The two Russian post offices in Egypt operated from 1867 to 1875. The cover, which was sent the year the Suez Canal opened, sold for about $18,800.
An 1851 stampless cover was sent to Helsinki by a Finnish naturalist working in the Russian province of Alaska. The letter was posted at New Archangel, which was later renamed Sitka, and traveled to Finland, then also part of Russia, via St. Petersburg.
Alaska was sold to the United States in 1867, and letters dating before that time are “exceedingly rare,” according to Feldman. This one sold for $22,800.
Among stamps offered was an unissued pair from the Soviet Union, honoring the 250th anniversary of the 1709 Battle of Poltava.

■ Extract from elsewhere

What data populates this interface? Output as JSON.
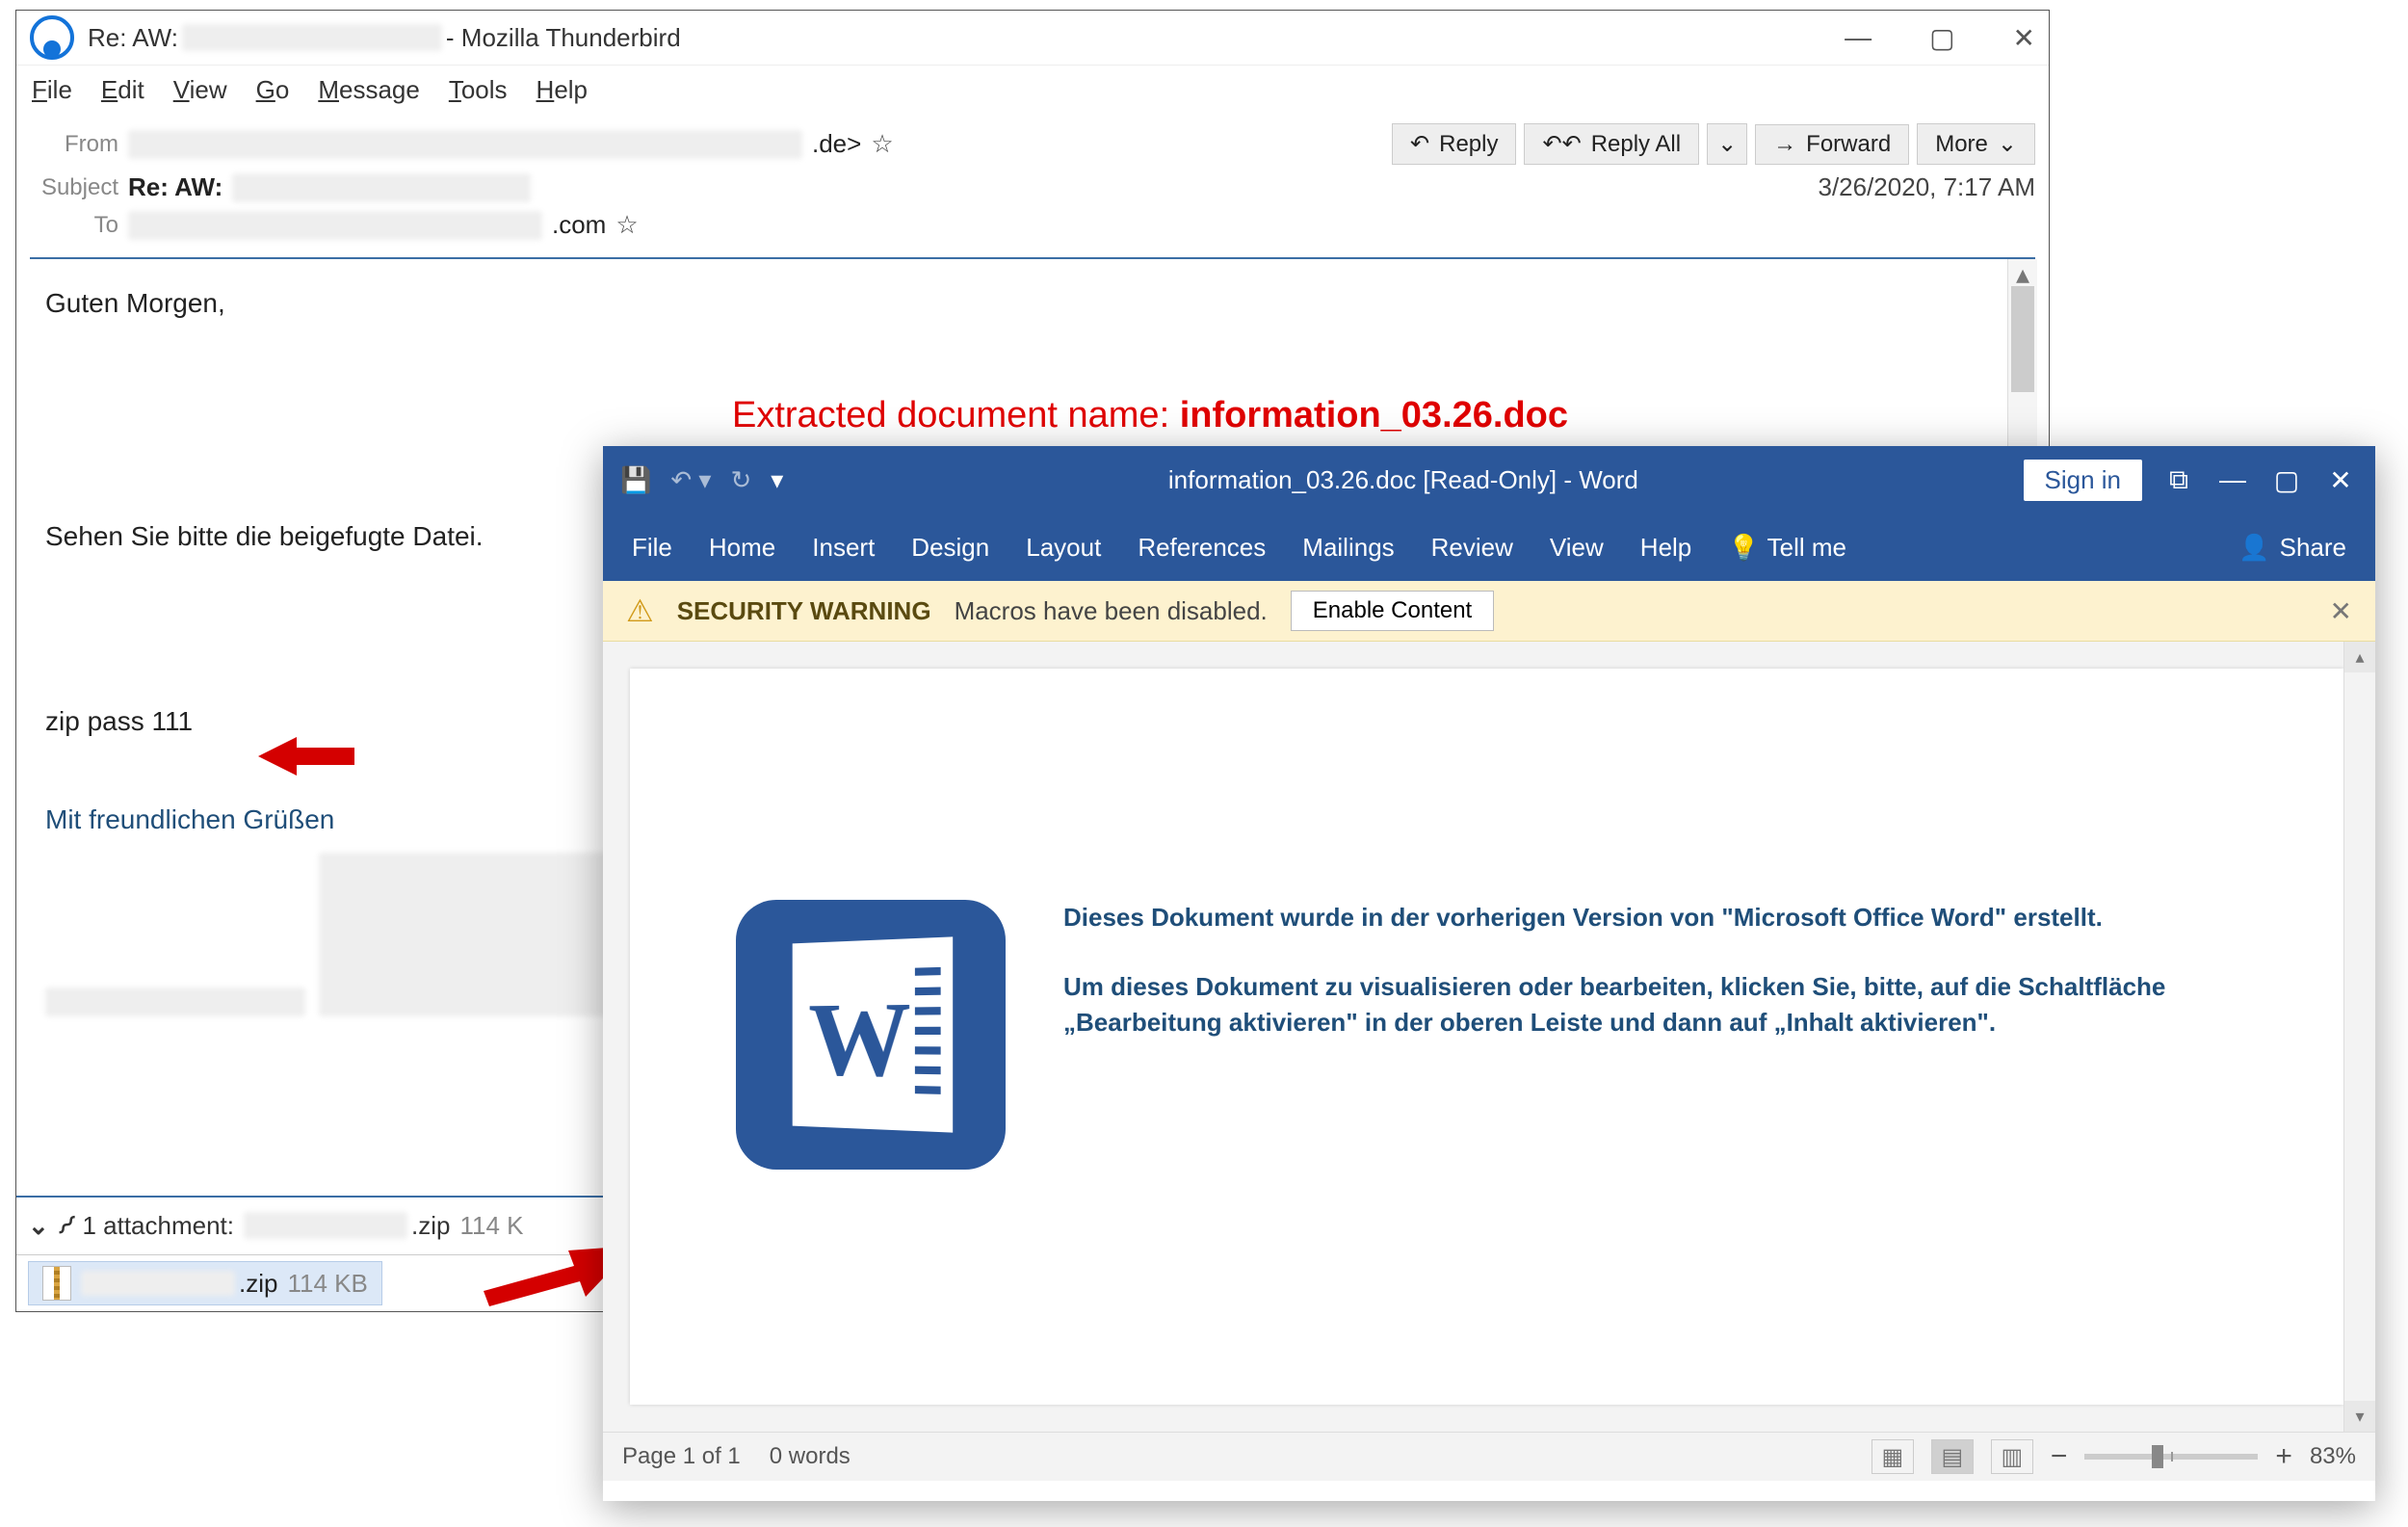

The battle, in which the Russian forces of Czar Peter the Great routed the Swedish army under Charles XII, supported by Ukrainian forces, is considered a historic turning point for both sides: for Russia, a positive one, but marking the beginning of the end of Sweden’s time as a major European power.

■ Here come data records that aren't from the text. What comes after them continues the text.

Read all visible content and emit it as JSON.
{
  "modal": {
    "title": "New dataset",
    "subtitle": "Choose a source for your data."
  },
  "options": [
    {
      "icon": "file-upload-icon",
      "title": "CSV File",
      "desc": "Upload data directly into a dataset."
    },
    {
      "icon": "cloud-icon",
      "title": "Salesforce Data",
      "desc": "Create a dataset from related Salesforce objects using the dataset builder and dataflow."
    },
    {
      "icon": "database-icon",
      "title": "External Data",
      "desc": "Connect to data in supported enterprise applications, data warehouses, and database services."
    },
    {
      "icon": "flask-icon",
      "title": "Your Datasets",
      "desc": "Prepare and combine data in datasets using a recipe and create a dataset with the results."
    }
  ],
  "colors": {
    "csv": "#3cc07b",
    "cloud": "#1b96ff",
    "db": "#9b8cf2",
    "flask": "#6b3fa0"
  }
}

Realizing that the stamp issue would be politically delicate given his planned visit to Sweden in August 1959 (canceled in late July), Soviet leader Nikita Khrushchev had the stamps withdrawn. Only about 40 examples are thought to survive, and the never-hinged pair in the Feldman sale, which might be a unique multiple, went for $20,400.
An extensive, specialized exhibit-collection of Switzerland’s 1854-62 imperforate Sitting Helvetia issue, assembled by Herbert Brach and forming the basis for his book published in 2000, contained an in-depth study of the paper types, shades and varieties of silk threads embedded in the stamp paper for security reasons, as well as postal history of the issue.
The collection was accompanied by more than 100 certificates for the more noteworthy items. It sold for $49,250.
Another specialized collection in the sale explored the letter cards issued by the Pacific island of Tonga in 1911.
Letter cards, which were sealed by wetting the gummed edges and then opened by tearing them off, were considered superior to postcards because they offered more space to write, while still being more convenient than conventional letters. They had one major drawback: In a humid, tropical climate, the gum would stick prematurely, rendering the cards useless.
The collection included a variety of interesting examples of the cards’ use as well as a handsome die proof of the 1½-penny indicium showing a full-face portrait of Tonga’s king, George II, under the country name “Toga,” which was the favored spelling at the time. The group sold for $1,400.